Even though thinking about death can be uncomfortable, leaving your loved ones to take care of your end-of-life matters is even worse. After all, when you die, your relatives and close friends should be free to grieve without having to put together a funeral or find a burial plot.
When you are creating your estate plan, it makes a great deal of sense to tackle the end-of-life matters that are going to arise eventually. With a comprehensive estate plan, you can keep some control over what happens after your death while showing compassion to those you love the most.
Your will is an excellent place to describe what you want to happen to your property after your death. If you have children or pets, though, you also may want to use the document to designate a guardian for them.
Planning a funeral can be rough. Still, if you want to have some say over how the ceremony looks, you should leave precise funeral instructions in your will. You also can indicate whether you want a traditional burial, cremation or some other form of body disposal.
As you probably know, funerals, burials and cremations are not cheap. In fact, according to Bankrate, Americans spend an average of roughly $7,000 on funeral expenses. Because u do not want to make your loved ones foot the bill for your final expenses, your estate plan should set aside funds for paying them.
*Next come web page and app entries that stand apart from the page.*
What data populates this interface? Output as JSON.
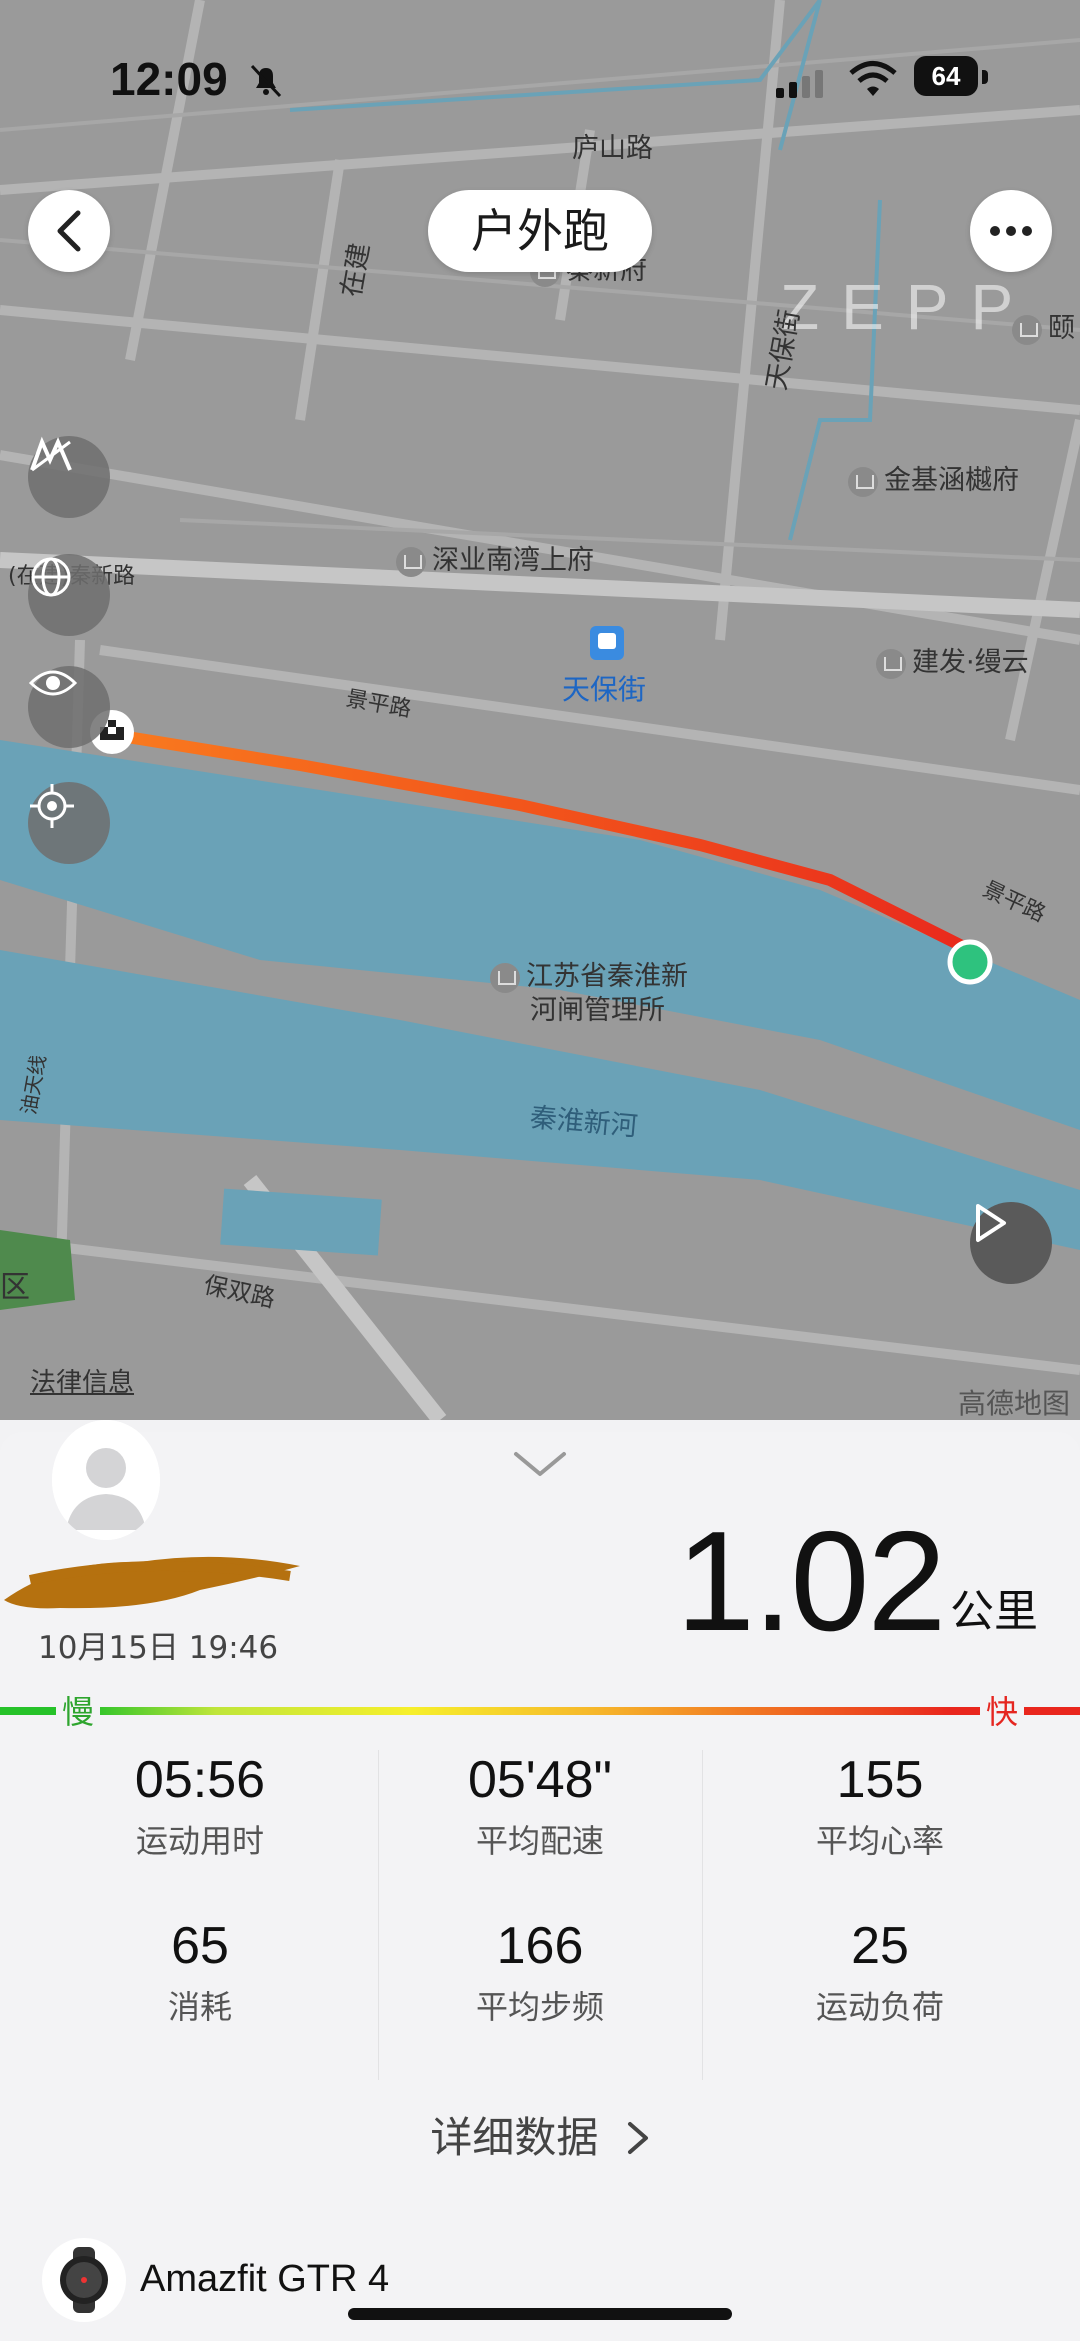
{
  "status_bar": {
    "time": "12:09",
    "battery": "64"
  },
  "header": {
    "title": "户外跑",
    "back_icon": "chevron-left-icon",
    "more_icon": "ellipsis-icon"
  },
  "map": {
    "watermark": "ZEPP",
    "labels": {
      "lushan_road": "庐山路",
      "zaijian": "在建",
      "qinxin_fu": "秦新府",
      "tianbao_street": "天保街",
      "jinji_hanyufu": "金基涵樾府",
      "xi": "颐",
      "shenye_nanwan": "深业南湾上府",
      "zaijian_qinxin_road": "(在建)秦新路",
      "tianbaojie_station": "天保街",
      "jianfa_yunyun": "建发·缦云",
      "jingping_road": "景平路",
      "jingping_road_2": "景平路",
      "jiangsu_qinhuai": "江苏省秦淮新",
      "hezha_suo": "河闸管理所",
      "qinhuai_xinhe": "秦淮新河",
      "youtian_line": "油天线",
      "baoshuang_road": "保双路",
      "district": "区"
    },
    "legal_info": "法律信息",
    "map_provider": "高德地图"
  },
  "summary": {
    "date": "10月15日 19:46",
    "distance": "1.02",
    "distance_unit": "公里",
    "pace_slow": "慢",
    "pace_fast": "快"
  },
  "stats": [
    {
      "value": "05:56",
      "label": "运动用时"
    },
    {
      "value": "05'48\"",
      "label": "平均配速"
    },
    {
      "value": "155",
      "label": "平均心率"
    },
    {
      "value": "65",
      "label": "消耗"
    },
    {
      "value": "166",
      "label": "平均步频"
    },
    {
      "value": "25",
      "label": "运动负荷"
    }
  ],
  "detail_link": "详细数据",
  "device": {
    "name": "Amazfit GTR 4"
  },
  "colors": {
    "route_start": "#f97a1e",
    "route_end": "#e92a1d",
    "end_marker": "#2ec27e",
    "water": "#6aa2b7"
  }
}
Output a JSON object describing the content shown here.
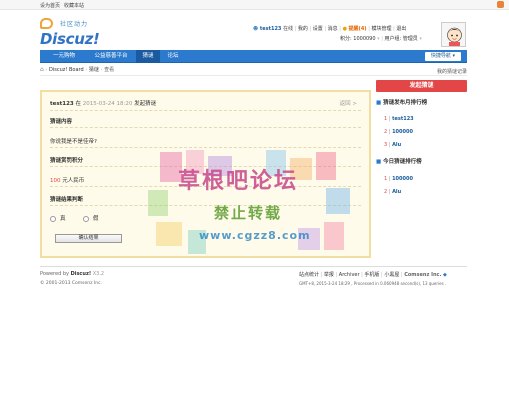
{
  "topbar": {
    "set_home": "设为首页",
    "bookmark": "收藏本站"
  },
  "logo": {
    "sub": "社区动力",
    "main": "Discuz!"
  },
  "user": {
    "name": "test123",
    "online": "在线",
    "links": [
      "我的",
      "设置",
      "消息"
    ],
    "reminder": "提醒(4)",
    "mod": "模块管理",
    "logout": "退出",
    "credits_label": "积分: 1000090",
    "group_label": "用户组: 管理员"
  },
  "nav": {
    "items": [
      "一元购物",
      "公益慈善平台",
      "猜谜",
      "论坛"
    ],
    "active_index": 2,
    "quick": "快捷导航 ▾"
  },
  "breadcrumb": {
    "home": "Discuz! Board",
    "section": "猜谜",
    "page": "查看"
  },
  "my_records": "我的猜谜记录",
  "post": {
    "author": "test123",
    "at": "在",
    "datetime": "2015-03-24 18:20",
    "action": "发起猜谜",
    "back": "返回 >",
    "content_title": "猜谜内容",
    "content": "你说我是不是佳帝?",
    "reward_title": "猜谜赏罚积分",
    "reward_value": "100",
    "reward_unit": "元人民币",
    "judge_title": "猜谜结果判断",
    "option_true": "真",
    "option_false": "假",
    "submit": "确认结果"
  },
  "sidebar": {
    "launch": "发起猜谜",
    "month_title": "猜谜发布月排行榜",
    "month_list": [
      {
        "rank": "1",
        "name": "test123"
      },
      {
        "rank": "2",
        "name": "100000"
      },
      {
        "rank": "3",
        "name": "Alu"
      }
    ],
    "today_title": "今日猜谜排行榜",
    "today_list": [
      {
        "rank": "1",
        "name": "100000"
      },
      {
        "rank": "2",
        "name": "Alu"
      }
    ]
  },
  "watermark": {
    "line1": "草根吧论坛",
    "line2": "禁止转载",
    "line3": "www.cgzz8.com"
  },
  "footer": {
    "powered": "Powered by",
    "brand": "Discuz!",
    "version": "X3.2",
    "copyright": "© 2001-2013 Comsenz Inc.",
    "links": [
      "站点统计",
      "举报",
      "Archiver",
      "手机版",
      "小黑屋"
    ],
    "company": "Comsenz Inc.",
    "time_info": "GMT+8, 2015-3-24 18:29 , Processed in 0.060948 second(s), 13 queries ."
  },
  "colors": {
    "nav": "#2b7acd",
    "accent_red": "#e24646",
    "card_bg": "#fffbea",
    "link": "#185c9c"
  }
}
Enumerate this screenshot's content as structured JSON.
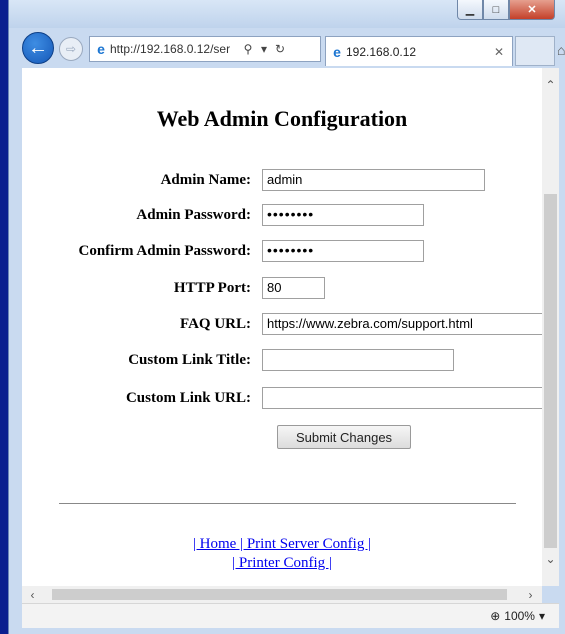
{
  "browser": {
    "url": "http://192.168.0.12/ser",
    "tab_title": "192.168.0.12",
    "zoom": "100%"
  },
  "page": {
    "title": "Web Admin Configuration",
    "fields": {
      "admin_name": {
        "label": "Admin Name:",
        "value": "admin"
      },
      "admin_password": {
        "label": "Admin Password:",
        "value": "••••••••"
      },
      "confirm_password": {
        "label": "Confirm Admin Password:",
        "value": "••••••••"
      },
      "http_port": {
        "label": "HTTP Port:",
        "value": "80"
      },
      "faq_url": {
        "label": "FAQ URL:",
        "value": "https://www.zebra.com/support.html"
      },
      "custom_link_title": {
        "label": "Custom Link Title:",
        "value": ""
      },
      "custom_link_url": {
        "label": "Custom Link URL:",
        "value": ""
      }
    },
    "submit_label": "Submit Changes",
    "links": {
      "line1": "| Home | Print Server Config |",
      "line2": "| Printer Config |"
    }
  }
}
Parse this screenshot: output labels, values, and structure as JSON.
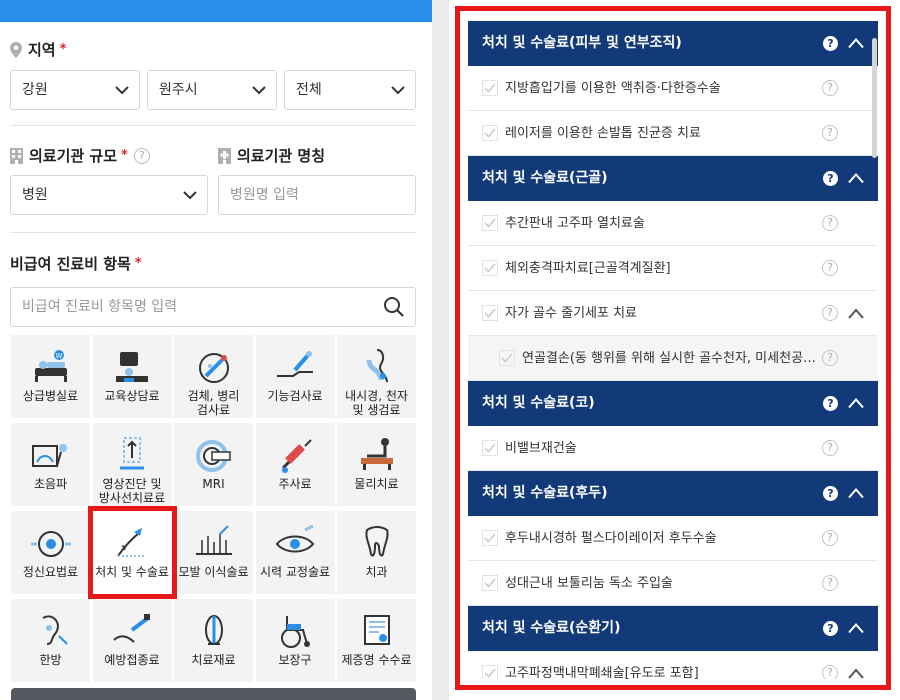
{
  "region": {
    "title": "지역",
    "required_mark": "*",
    "selects": [
      "강원",
      "원주시",
      "전체"
    ]
  },
  "facility": {
    "scale_title": "의료기관 규모",
    "required_mark": "*",
    "scale_value": "병원",
    "name_title": "의료기관 명칭",
    "name_placeholder": "병원명 입력"
  },
  "items": {
    "title": "비급여 진료비 항목",
    "required_mark": "*",
    "search_placeholder": "비급여 진료비 항목명 입력",
    "categories": [
      {
        "label": "상급병실료",
        "icon": "hospital-bed-icon"
      },
      {
        "label": "교육상담료",
        "icon": "consultation-icon"
      },
      {
        "label": "검체, 병리\n검사료",
        "icon": "pathology-test-icon"
      },
      {
        "label": "기능검사료",
        "icon": "function-test-icon"
      },
      {
        "label": "내시경, 천자\n및 생검료",
        "icon": "endoscopy-icon"
      },
      {
        "label": "초음파",
        "icon": "ultrasound-icon"
      },
      {
        "label": "영상진단 및\n방사선치료료",
        "icon": "radiology-icon"
      },
      {
        "label": "MRI",
        "icon": "mri-icon"
      },
      {
        "label": "주사료",
        "icon": "syringe-icon"
      },
      {
        "label": "물리치료",
        "icon": "physical-therapy-icon"
      },
      {
        "label": "정신요법료",
        "icon": "psychotherapy-icon"
      },
      {
        "label": "처치 및 수술료",
        "icon": "surgery-scalpel-icon"
      },
      {
        "label": "모발 이식술료",
        "icon": "hair-transplant-icon"
      },
      {
        "label": "시력 교정술료",
        "icon": "eye-correction-icon"
      },
      {
        "label": "치과",
        "icon": "tooth-icon"
      },
      {
        "label": "한방",
        "icon": "oriental-medicine-icon"
      },
      {
        "label": "예방접종료",
        "icon": "vaccination-icon"
      },
      {
        "label": "치료재료",
        "icon": "treatment-material-icon"
      },
      {
        "label": "보장구",
        "icon": "wheelchair-icon"
      },
      {
        "label": "제증명 수수료",
        "icon": "certificate-icon"
      }
    ],
    "selected_index": 11
  },
  "procedures": {
    "help_symbol": "?",
    "groups": [
      {
        "title": "처치 및 수술료(피부 및 연부조직)",
        "rows": [
          {
            "text": "지방흡입기를 이용한 액취증·다한증수술"
          },
          {
            "text": "레이저를 이용한 손발톱 진균증 치료"
          }
        ]
      },
      {
        "title": "처치 및 수술료(근골)",
        "rows": [
          {
            "text": "추간판내 고주파 열치료술"
          },
          {
            "text": "체외충격파치료[근골격계질환]"
          },
          {
            "text": "자가 골수 줄기세포 치료",
            "expandable": true
          },
          {
            "text": "연골결손(동 행위를 위해 실시한 골수천자, 미세천공술 등 포함)",
            "sub": true
          }
        ]
      },
      {
        "title": "처치 및 수술료(코)",
        "rows": [
          {
            "text": "비밸브재건술"
          }
        ]
      },
      {
        "title": "처치 및 수술료(후두)",
        "rows": [
          {
            "text": "후두내시경하 펄스다이레이저 후두수술"
          },
          {
            "text": "성대근내 보툴리눔 독소 주입술"
          }
        ]
      },
      {
        "title": "처치 및 수술료(순환기)",
        "rows": [
          {
            "text": "고주파정맥내막폐쇄술[유도로 포함]",
            "expandable": true
          }
        ]
      }
    ]
  },
  "colors": {
    "brand_blue": "#2a8fe8",
    "header_navy": "#123a78",
    "highlight_red": "#e81818",
    "required_red": "#e0262b"
  }
}
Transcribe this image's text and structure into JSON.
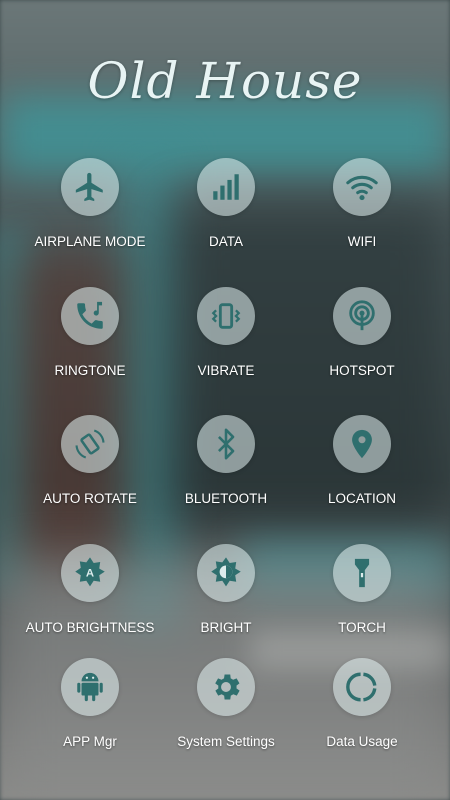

If you are young, settling end-of-life matters may seem silly. Ultimately, though, because you cannot predict the future, it is advisable to tackle these matters when you have time to think about what you want.